= Exercise requirements =
All of the entries below, duplicated exactly, make up the answer.

= Exercise inputs =
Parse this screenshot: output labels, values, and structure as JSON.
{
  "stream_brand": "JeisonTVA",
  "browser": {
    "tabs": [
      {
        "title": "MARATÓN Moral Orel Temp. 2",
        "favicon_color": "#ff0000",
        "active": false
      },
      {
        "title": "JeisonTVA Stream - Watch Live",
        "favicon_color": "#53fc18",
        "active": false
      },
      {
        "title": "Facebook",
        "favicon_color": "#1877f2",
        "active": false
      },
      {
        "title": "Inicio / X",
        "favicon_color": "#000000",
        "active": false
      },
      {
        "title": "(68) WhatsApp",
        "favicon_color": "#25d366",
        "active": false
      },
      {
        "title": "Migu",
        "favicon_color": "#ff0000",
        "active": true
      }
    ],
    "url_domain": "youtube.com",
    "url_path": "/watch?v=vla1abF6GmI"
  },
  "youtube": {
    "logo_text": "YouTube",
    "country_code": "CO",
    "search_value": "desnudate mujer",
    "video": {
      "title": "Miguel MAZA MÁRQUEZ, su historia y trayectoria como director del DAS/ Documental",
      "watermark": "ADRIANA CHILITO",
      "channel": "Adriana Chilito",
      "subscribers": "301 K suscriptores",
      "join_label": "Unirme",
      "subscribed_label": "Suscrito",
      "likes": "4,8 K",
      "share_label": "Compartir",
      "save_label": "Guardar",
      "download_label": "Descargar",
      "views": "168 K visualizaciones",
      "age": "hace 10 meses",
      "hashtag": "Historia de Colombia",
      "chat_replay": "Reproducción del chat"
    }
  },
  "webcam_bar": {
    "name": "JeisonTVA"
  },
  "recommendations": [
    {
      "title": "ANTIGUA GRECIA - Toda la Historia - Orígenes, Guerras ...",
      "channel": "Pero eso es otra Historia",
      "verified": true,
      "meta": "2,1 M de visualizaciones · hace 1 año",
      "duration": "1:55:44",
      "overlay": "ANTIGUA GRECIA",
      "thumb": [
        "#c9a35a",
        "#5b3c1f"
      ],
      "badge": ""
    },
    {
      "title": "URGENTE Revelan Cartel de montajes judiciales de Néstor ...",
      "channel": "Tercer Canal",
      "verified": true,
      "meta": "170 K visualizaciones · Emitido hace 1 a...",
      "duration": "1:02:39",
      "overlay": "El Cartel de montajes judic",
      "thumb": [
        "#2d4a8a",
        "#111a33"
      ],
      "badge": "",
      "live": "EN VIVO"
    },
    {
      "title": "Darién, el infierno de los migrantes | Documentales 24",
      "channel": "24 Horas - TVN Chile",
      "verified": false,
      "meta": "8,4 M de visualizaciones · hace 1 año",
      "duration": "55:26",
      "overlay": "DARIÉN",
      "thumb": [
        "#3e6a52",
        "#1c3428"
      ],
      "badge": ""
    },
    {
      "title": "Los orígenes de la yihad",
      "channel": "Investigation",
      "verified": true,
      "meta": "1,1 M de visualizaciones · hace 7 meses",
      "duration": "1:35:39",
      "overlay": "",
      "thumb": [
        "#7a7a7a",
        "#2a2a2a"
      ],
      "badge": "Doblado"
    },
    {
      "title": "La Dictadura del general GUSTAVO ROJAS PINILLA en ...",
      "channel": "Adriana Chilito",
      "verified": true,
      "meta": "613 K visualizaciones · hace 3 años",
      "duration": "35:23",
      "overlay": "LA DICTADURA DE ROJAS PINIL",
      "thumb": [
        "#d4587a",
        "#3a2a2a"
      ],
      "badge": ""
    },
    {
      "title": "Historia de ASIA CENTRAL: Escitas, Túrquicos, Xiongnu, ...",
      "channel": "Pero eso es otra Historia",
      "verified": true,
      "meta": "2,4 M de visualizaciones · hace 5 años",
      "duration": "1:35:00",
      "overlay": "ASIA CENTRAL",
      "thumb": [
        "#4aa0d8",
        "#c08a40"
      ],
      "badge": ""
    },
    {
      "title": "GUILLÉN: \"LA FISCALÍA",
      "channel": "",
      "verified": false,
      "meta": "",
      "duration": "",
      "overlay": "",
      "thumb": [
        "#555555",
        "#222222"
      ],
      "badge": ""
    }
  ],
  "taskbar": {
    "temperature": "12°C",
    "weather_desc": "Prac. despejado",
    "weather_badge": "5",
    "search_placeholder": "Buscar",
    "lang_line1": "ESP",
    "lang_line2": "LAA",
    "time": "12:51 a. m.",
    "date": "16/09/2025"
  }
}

= Answer below =
Parse this screenshot: output labels, values, and structure as JSON.
{
  "stream_brand": "JeisonTVA",
  "browser": {
    "tabs": [
      {
        "title": "MARATÓN Moral Orel Temp. 2",
        "favicon_color": "#ff0000",
        "active": false
      },
      {
        "title": "JeisonTVA Stream - Watch Live",
        "favicon_color": "#53fc18",
        "active": false
      },
      {
        "title": "Facebook",
        "favicon_color": "#1877f2",
        "active": false
      },
      {
        "title": "Inicio / X",
        "favicon_color": "#000000",
        "active": false
      },
      {
        "title": "(68) WhatsApp",
        "favicon_color": "#25d366",
        "active": false
      },
      {
        "title": "Migu",
        "favicon_color": "#ff0000",
        "active": true
      }
    ],
    "url_domain": "youtube.com",
    "url_path": "/watch?v=vla1abF6GmI"
  },
  "youtube": {
    "logo_text": "YouTube",
    "country_code": "CO",
    "search_value": "desnudate mujer",
    "video": {
      "title": "Miguel MAZA MÁRQUEZ, su historia y trayectoria como director del DAS/ Documental",
      "watermark": "ADRIANA CHILITO",
      "channel": "Adriana Chilito",
      "subscribers": "301 K suscriptores",
      "join_label": "Unirme",
      "subscribed_label": "Suscrito",
      "likes": "4,8 K",
      "share_label": "Compartir",
      "save_label": "Guardar",
      "download_label": "Descargar",
      "views": "168 K visualizaciones",
      "age": "hace 10 meses",
      "hashtag": "Historia de Colombia",
      "chat_replay": "Reproducción del chat"
    }
  },
  "webcam_bar": {
    "name": "JeisonTVA"
  },
  "recommendations": [
    {
      "title": "ANTIGUA GRECIA - Toda la Historia - Orígenes, Guerras ...",
      "channel": "Pero eso es otra Historia",
      "verified": true,
      "meta": "2,1 M de visualizaciones · hace 1 año",
      "duration": "1:55:44",
      "overlay": "ANTIGUA GRECIA",
      "thumb": [
        "#c9a35a",
        "#5b3c1f"
      ],
      "badge": ""
    },
    {
      "title": "URGENTE Revelan Cartel de montajes judiciales de Néstor ...",
      "channel": "Tercer Canal",
      "verified": true,
      "meta": "170 K visualizaciones · Emitido hace 1 a...",
      "duration": "1:02:39",
      "overlay": "El Cartel de montajes judic",
      "thumb": [
        "#2d4a8a",
        "#111a33"
      ],
      "badge": "",
      "live": "EN VIVO"
    },
    {
      "title": "Darién, el infierno de los migrantes | Documentales 24",
      "channel": "24 Horas - TVN Chile",
      "verified": false,
      "meta": "8,4 M de visualizaciones · hace 1 año",
      "duration": "55:26",
      "overlay": "DARIÉN",
      "thumb": [
        "#3e6a52",
        "#1c3428"
      ],
      "badge": ""
    },
    {
      "title": "Los orígenes de la yihad",
      "channel": "Investigation",
      "verified": true,
      "meta": "1,1 M de visualizaciones · hace 7 meses",
      "duration": "1:35:39",
      "overlay": "",
      "thumb": [
        "#7a7a7a",
        "#2a2a2a"
      ],
      "badge": "Doblado"
    },
    {
      "title": "La Dictadura del general GUSTAVO ROJAS PINILLA en ...",
      "channel": "Adriana Chilito",
      "verified": true,
      "meta": "613 K visualizaciones · hace 3 años",
      "duration": "35:23",
      "overlay": "LA DICTADURA DE ROJAS PINIL",
      "thumb": [
        "#d4587a",
        "#3a2a2a"
      ],
      "badge": ""
    },
    {
      "title": "Historia de ASIA CENTRAL: Escitas, Túrquicos, Xiongnu, ...",
      "channel": "Pero eso es otra Historia",
      "verified": true,
      "meta": "2,4 M de visualizaciones · hace 5 años",
      "duration": "1:35:00",
      "overlay": "ASIA CENTRAL",
      "thumb": [
        "#4aa0d8",
        "#c08a40"
      ],
      "badge": ""
    },
    {
      "title": "GUILLÉN: \"LA FISCALÍA",
      "channel": "",
      "verified": false,
      "meta": "",
      "duration": "",
      "overlay": "",
      "thumb": [
        "#555555",
        "#222222"
      ],
      "badge": ""
    }
  ],
  "taskbar": {
    "temperature": "12°C",
    "weather_desc": "Prac. despejado",
    "weather_badge": "5",
    "search_placeholder": "Buscar",
    "lang_line1": "ESP",
    "lang_line2": "LAA",
    "time": "12:51 a. m.",
    "date": "16/09/2025"
  }
}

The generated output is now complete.